There are three different types of paint commonly used by painters; acrylic, oil, and latex. If you are not sure what type of paint it is, you can pour a little rubbing alcohol on a white rag and dab the stained area. If the paint rubs off onto the rag then you’re working with latex which isn’t so bad. If the paint doesn’t transfer in that way then you are going to have to use some form of paint remover or paint thinner.
- Latex: Use a spoon or something of the sort to scoop off the wet paint so it doesn’t run and spread further. Turn the article of clothing inside out and rinse under lukewarm water and rinse out as much of the paint as possible. Once you get home, place some detergent or laundry stain remover directly on the stained spot, scrub, and repeat if necessary then toss it into the washer.
- Acrylic & Oil: Scoop off the paint just as you would with the latex. Using your paint thinner and a rag clean the painted area. Dab the stain until you get the paint out. You may want to wash the clothing alone or with other clothes that have been through the process, as well as, air drying or drying on a low heat in the dryer.
Mechanics - Machine Shop Workers = Grease Stains
Grease and oil are some of the toughest stains to remove from clothing! Follow these steps and removing stains from your mechanic’s uniform will no longer be a chore.
- Baby Powder or Cornstarch: Pour a decent amount of either of these powders on a greasy spot, especially if the grease is thick or runny. This will suck up the grease and then use a spoon to wipe away the grease filled powder. At home, or the local laundromat, apply your stain remover and toss it in the washer on warm by itself or with the rest of your work shirts.
- Soak & Scrub: You can use dish liquid, laundry detergent, or stain remover for this job. Pour your choice of soap on the spot and use an old toothbrush to scrub the spot and remember, it’s always best to scrub the clothes inside out of wherever the stain set. Wash the clothes alone or with other greasy clothes. Dry on a low-temperature setting or hang dry.
Any Job = Sweat Stains
Sweat stains can be pretty embarrassing.
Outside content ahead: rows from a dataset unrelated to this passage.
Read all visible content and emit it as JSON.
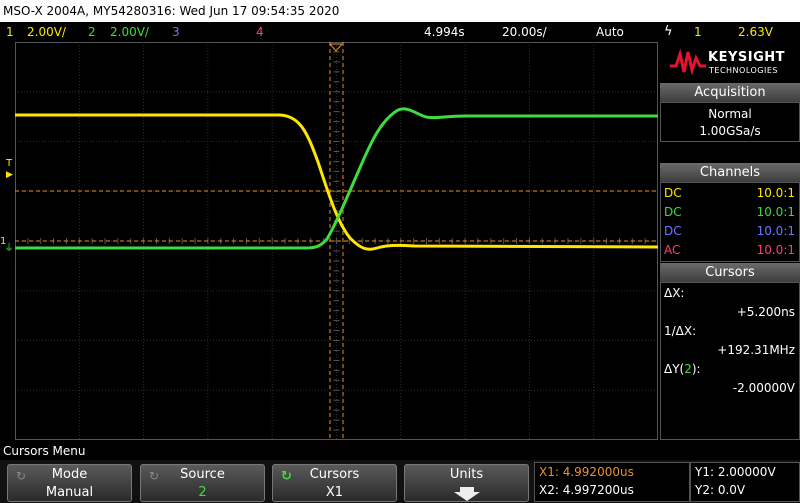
{
  "title_bar": {
    "text": "MSO-X 2004A, MY54280316: Wed Jun 17 09:54:35 2020"
  },
  "channel_bar": {
    "ch1": {
      "num": "1",
      "scale": "2.00V/"
    },
    "ch2": {
      "num": "2",
      "scale": "2.00V/"
    },
    "ch3": {
      "num": "3"
    },
    "ch4": {
      "num": "4"
    },
    "time_ref": "4.994s",
    "time_scale": "20.00s/",
    "trigger_mode": "Auto",
    "trigger_source": "1",
    "trigger_level": "2.63V"
  },
  "colors": {
    "ch1": "#ffe600",
    "ch2": "#3fdc3f",
    "ch3": "#6d74ff",
    "ch4": "#ff3f6d",
    "cursor": "#e8912a",
    "grid": "#2f2f2f"
  },
  "brand": {
    "name": "KEYSIGHT",
    "sub": "TECHNOLOGIES"
  },
  "acquisition": {
    "header": "Acquisition",
    "mode": "Normal",
    "rate": "1.00GSa/s"
  },
  "channels": {
    "header": "Channels",
    "rows": [
      {
        "coupling": "DC",
        "probe": "10.0:1"
      },
      {
        "coupling": "DC",
        "probe": "10.0:1"
      },
      {
        "coupling": "DC",
        "probe": "10.0:1"
      },
      {
        "coupling": "AC",
        "probe": "10.0:1"
      }
    ]
  },
  "cursors": {
    "header": "Cursors",
    "dx_label": "ΔX:",
    "dx_value": "+5.200ns",
    "inv_dx_label": "1/ΔX:",
    "inv_dx_value": "+192.31MHz",
    "dy_label_pre": "ΔY(",
    "dy_label_ch": "2",
    "dy_label_post": "):",
    "dy_value": "-2.00000V"
  },
  "menu": {
    "title": "Cursors Menu"
  },
  "softkeys": [
    {
      "label": "Mode",
      "value": "Manual"
    },
    {
      "label": "Source",
      "value": "2"
    },
    {
      "label": "Cursors",
      "value": "X1"
    },
    {
      "label": "Units",
      "value": ""
    }
  ],
  "readout": {
    "x1": "X1: 4.992000us",
    "x2": "X2: 4.997200us",
    "y1": "Y1: 2.00000V",
    "y2": "Y2: 0.0V"
  },
  "markers": {
    "trigger_T": "T",
    "ch1_marker": "1",
    "ch2_marker": "2"
  }
}
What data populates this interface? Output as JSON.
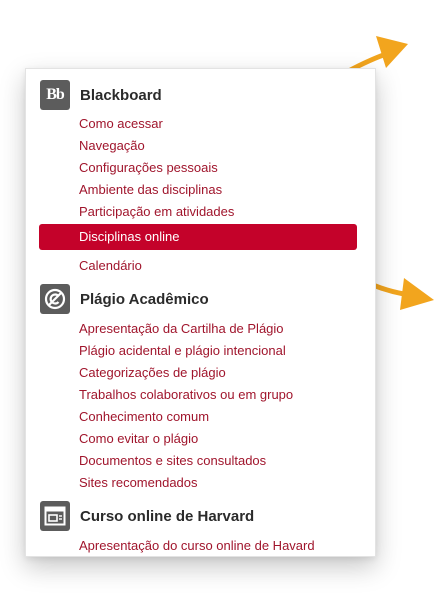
{
  "sections": [
    {
      "title": "Blackboard",
      "icon": "blackboard-logo-icon",
      "icon_text": "Bb",
      "items": [
        "Como acessar",
        "Navegação",
        "Configurações pessoais",
        "Ambiente das disciplinas",
        "Participação em atividades",
        "Disciplinas online",
        "Calendário"
      ],
      "active_item": "Disciplinas online"
    },
    {
      "title": "Plágio Acadêmico",
      "icon": "no-copyright-icon",
      "items": [
        "Apresentação da Cartilha de Plágio",
        "Plágio acidental e plágio intencional",
        "Categorizações de plágio",
        "Trabalhos colaborativos ou em grupo",
        "Conhecimento comum",
        "Como evitar o plágio",
        "Documentos e sites consultados",
        "Sites recomendados"
      ]
    },
    {
      "title": "Curso online de Harvard",
      "icon": "browser-window-icon",
      "items": [
        "Apresentação do curso online de Havard"
      ]
    }
  ],
  "colors": {
    "link": "#a0152c",
    "active_background": "#c4022a",
    "icon_background": "#5c5c5c",
    "arrow": "#f2a51e"
  },
  "decorations": [
    "orange-arrow-icon",
    "orange-arrow-icon"
  ]
}
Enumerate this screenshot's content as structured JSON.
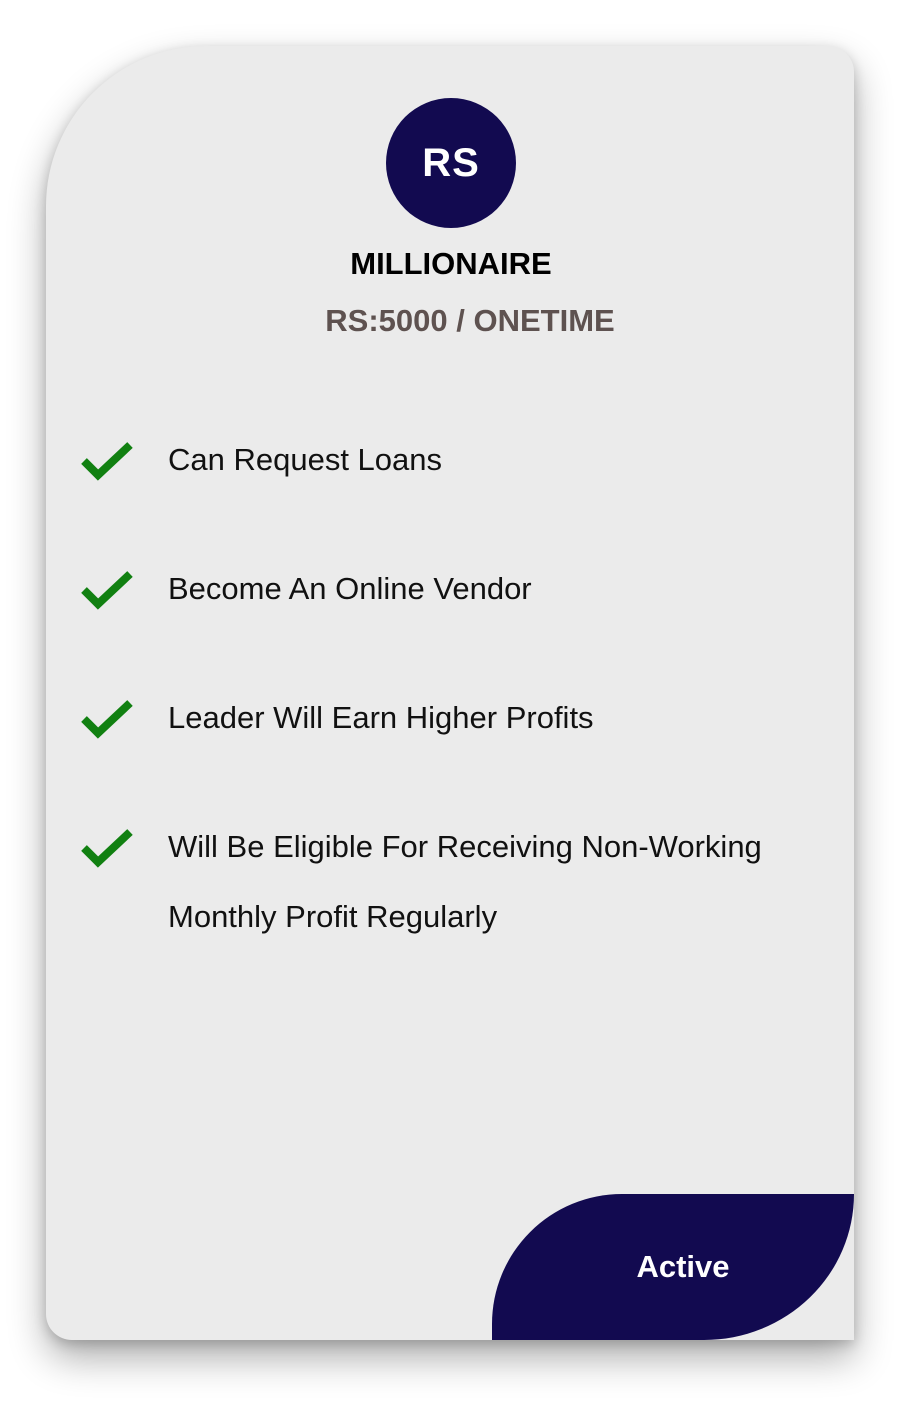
{
  "plan": {
    "avatar_text": "RS",
    "name": "MILLIONAIRE",
    "price": "RS:5000 / ONETIME"
  },
  "features": [
    {
      "label": "Can Request Loans",
      "icon": "checkmark-icon"
    },
    {
      "label": "Become An Online Vendor",
      "icon": "checkmark-icon"
    },
    {
      "label": "Leader Will Earn Higher Profits",
      "icon": "checkmark-icon"
    },
    {
      "label": "Will Be Eligible For Receiving Non-Working Monthly Profit Regularly",
      "icon": "checkmark-icon"
    }
  ],
  "status": {
    "label": "Active"
  },
  "colors": {
    "accent": "#120a50",
    "check": "#118011",
    "card_bg": "#ebebeb",
    "price_text": "#5e5250"
  }
}
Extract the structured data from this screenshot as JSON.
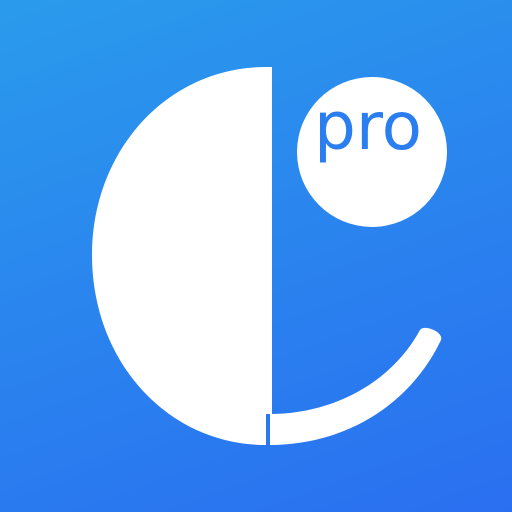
{
  "app_icon": {
    "badge_text": "pro",
    "logo_icon": "c-letter-logo-icon",
    "colors": {
      "background_top": "#2a9bec",
      "background_bottom": "#2a6ff0",
      "logo": "#ffffff",
      "badge": "#ffffff",
      "badge_text": "#2a7ef0"
    }
  }
}
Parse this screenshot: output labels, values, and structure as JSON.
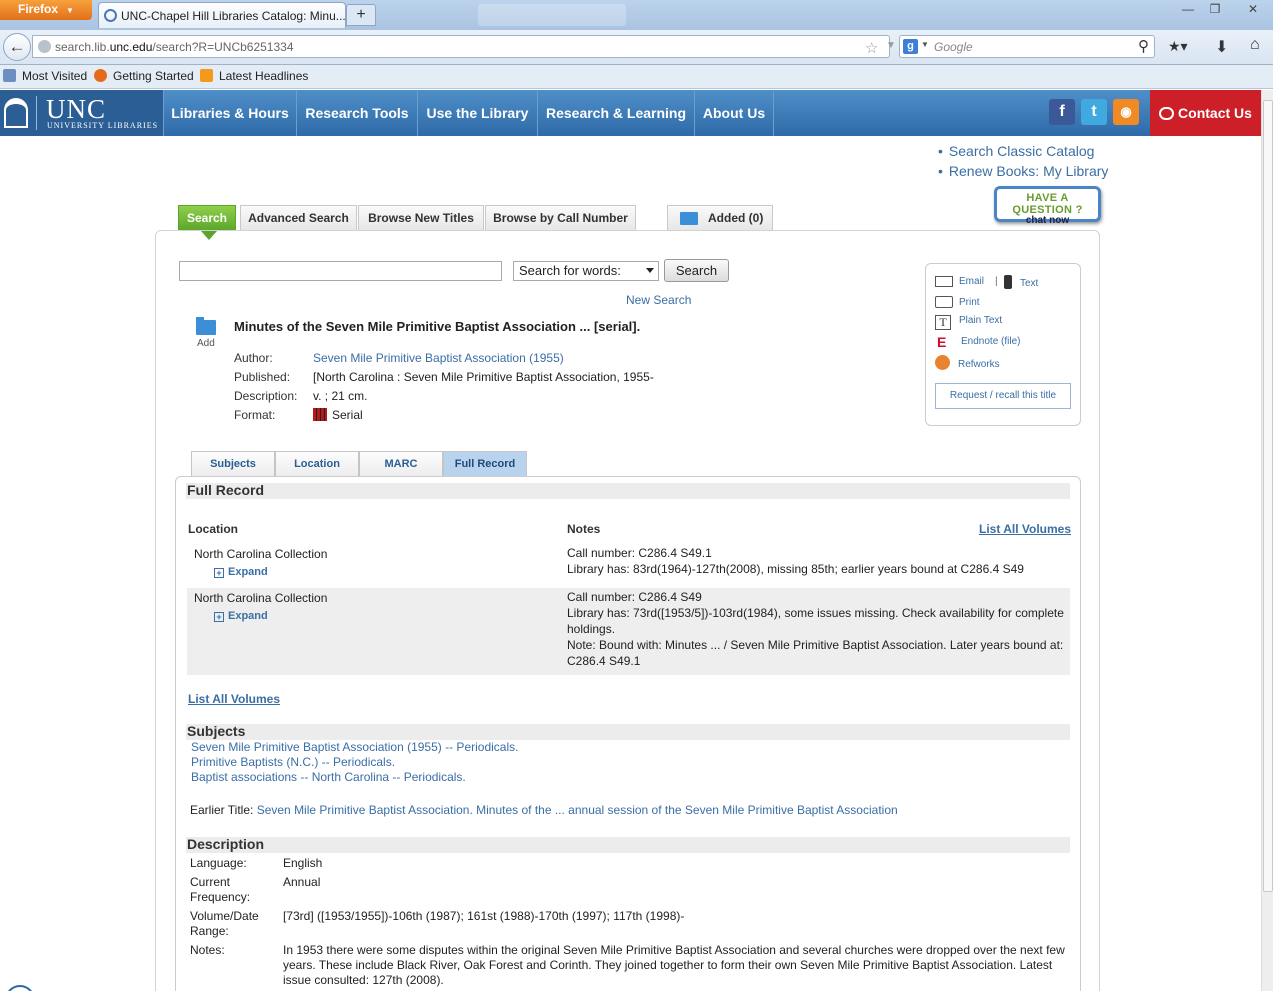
{
  "browser": {
    "app_button": "Firefox",
    "tab_title": "UNC-Chapel Hill Libraries Catalog: Minu...",
    "url_prefix": "search.lib.",
    "url_domain": "unc.edu",
    "url_suffix": "/search?R=UNCb6251334",
    "search_placeholder": "Google",
    "bookmarks": [
      "Most Visited",
      "Getting Started",
      "Latest Headlines"
    ]
  },
  "site": {
    "logo_big": "UNC",
    "logo_small": "UNIVERSITY LIBRARIES",
    "nav": [
      "Libraries & Hours",
      "Research Tools",
      "Use the Library",
      "Research & Learning",
      "About Us"
    ],
    "contact": "Contact Us",
    "quick_links": [
      "Search Classic Catalog",
      "Renew Books: My Library"
    ],
    "chat_line1": "HAVE A QUESTION ?",
    "chat_line2": "chat now"
  },
  "catalog_tabs": {
    "search": "Search",
    "advanced": "Advanced Search",
    "browse_new": "Browse New Titles",
    "browse_call": "Browse by Call Number",
    "added": "Added (0)"
  },
  "search": {
    "query": "",
    "select_value": "Search for words:",
    "button": "Search",
    "new_search": "New Search"
  },
  "record": {
    "add_label": "Add",
    "title": "Minutes of the Seven Mile Primitive Baptist Association ... [serial].",
    "labels": [
      "Author:",
      "Published:",
      "Description:",
      "Format:"
    ],
    "author": "Seven Mile Primitive Baptist Association (1955)",
    "published": "[North Carolina : Seven Mile Primitive Baptist Association, 1955-",
    "description": "v. ; 21 cm.",
    "format": "Serial"
  },
  "tools": {
    "email": "Email",
    "separator": "|",
    "text": "Text",
    "print": "Print",
    "plain": "Plain Text",
    "endnote": "Endnote (file)",
    "refworks": "Refworks",
    "request": "Request / recall this title"
  },
  "record_tabs": [
    "Subjects",
    "Location",
    "MARC",
    "Full Record"
  ],
  "full_record": {
    "heading": "Full Record",
    "col_location": "Location",
    "col_notes": "Notes",
    "list_all": "List All Volumes",
    "expand": "Expand",
    "holdings": [
      {
        "location": "North Carolina Collection",
        "notes": [
          "Call number: C286.4 S49.1",
          "Library has: 83rd(1964)-127th(2008), missing 85th; earlier years bound at C286.4 S49"
        ]
      },
      {
        "location": "North Carolina Collection",
        "notes": [
          "Call number: C286.4 S49",
          "Library has: 73rd([1953/5])-103rd(1984), some issues missing. Check availability for complete holdings.",
          "Note: Bound with: Minutes ... / Seven Mile Primitive Baptist Association. Later years bound at: C286.4 S49.1"
        ]
      }
    ]
  },
  "subjects": {
    "heading": "Subjects",
    "items": [
      "Seven Mile Primitive Baptist Association (1955) -- Periodicals.",
      "Primitive Baptists (N.C.) -- Periodicals.",
      "Baptist associations -- North Carolina -- Periodicals."
    ],
    "earlier_label": "Earlier Title:",
    "earlier_value": "Seven Mile Primitive Baptist Association. Minutes of the ... annual session of the Seven Mile Primitive Baptist Association"
  },
  "description": {
    "heading": "Description",
    "rows": [
      {
        "label": "Language:",
        "value": "English"
      },
      {
        "label": "Current Frequency:",
        "value": "Annual"
      },
      {
        "label": "Volume/Date Range:",
        "value": "[73rd] ([1953/1955])-106th (1987); 161st (1988)-170th (1997); 117th (1998)-"
      },
      {
        "label": "Notes:",
        "value": "In 1953 there were some disputes within the original Seven Mile Primitive Baptist Association and several churches were dropped over the next few years. These include Black River, Oak Forest and Corinth. They joined together to form their own Seven Mile Primitive Baptist Association. Latest issue consulted: 127th (2008)."
      }
    ]
  }
}
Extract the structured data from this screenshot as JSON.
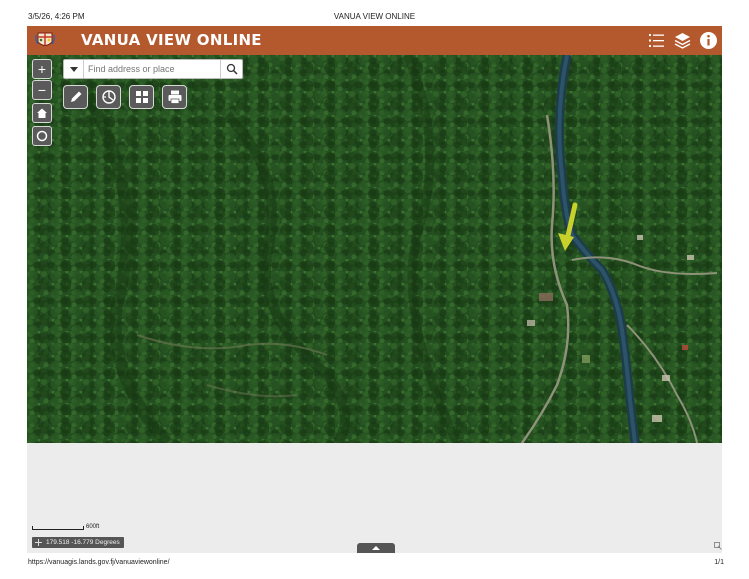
{
  "print": {
    "date": "3/5/26, 4:26 PM",
    "doc_title": "VANUA VIEW ONLINE",
    "url": "https://vanuagis.lands.gov.fj/vanuaviewonline/",
    "page_number": "1/1"
  },
  "app": {
    "title": "VANUA VIEW ONLINE",
    "header_color": "#b4582e"
  },
  "header_icons": [
    "list-icon",
    "layers-icon",
    "info-icon"
  ],
  "map_controls": {
    "zoom_in": "+",
    "zoom_out": "−"
  },
  "search": {
    "placeholder": "Find address or place"
  },
  "tools": [
    "draw-pencil-icon",
    "measure-icon",
    "basemap-gallery-icon",
    "print-icon"
  ],
  "scale": {
    "label": "600ft"
  },
  "coordinates": {
    "text": "179.518 -16.779 Degrees"
  }
}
It’s one of the common clothing stains and here’s how to remove them.
- Soak the clothing in equal parts of lemon juice and water and then give the specific area a good scrub. Wash the clothing and see the difference.
- If you’re out of your normal stain remover or pre-treater go into the kitchen and grab some vinegar. Pour some directly onto the sweat stain, rub it in, and toss it into the washer
Landscapers = Grass Stains
It’s a beautiful green color but it doesn’t always accent our favorite white shirt.
- Homemade Mix: Soak your clothing stain in a mixture of dish soap, cool water, and vinegar for about three minutes before washing. This works for mild stains!
- Pre-treater & Stain Remover: For those tough grass stains in material like cargo pants and jeans it’s best to use a quality product like Outrageous Stain Remover. Allow the clothing to soak longer before washing and don’t be afraid to give it a little scrub to really work the product into the stain.x
Pre-treating is the key to removing stains from your work uniform. We hope these tips work for you and your work clothes. But if they don’t, then try a product specifically made for the job. Rejuvenate’s Outrageous Stain Remover & Laundry Pre-Treater is ready to tackle even the toughest, dried-out stains on your uniforms and more.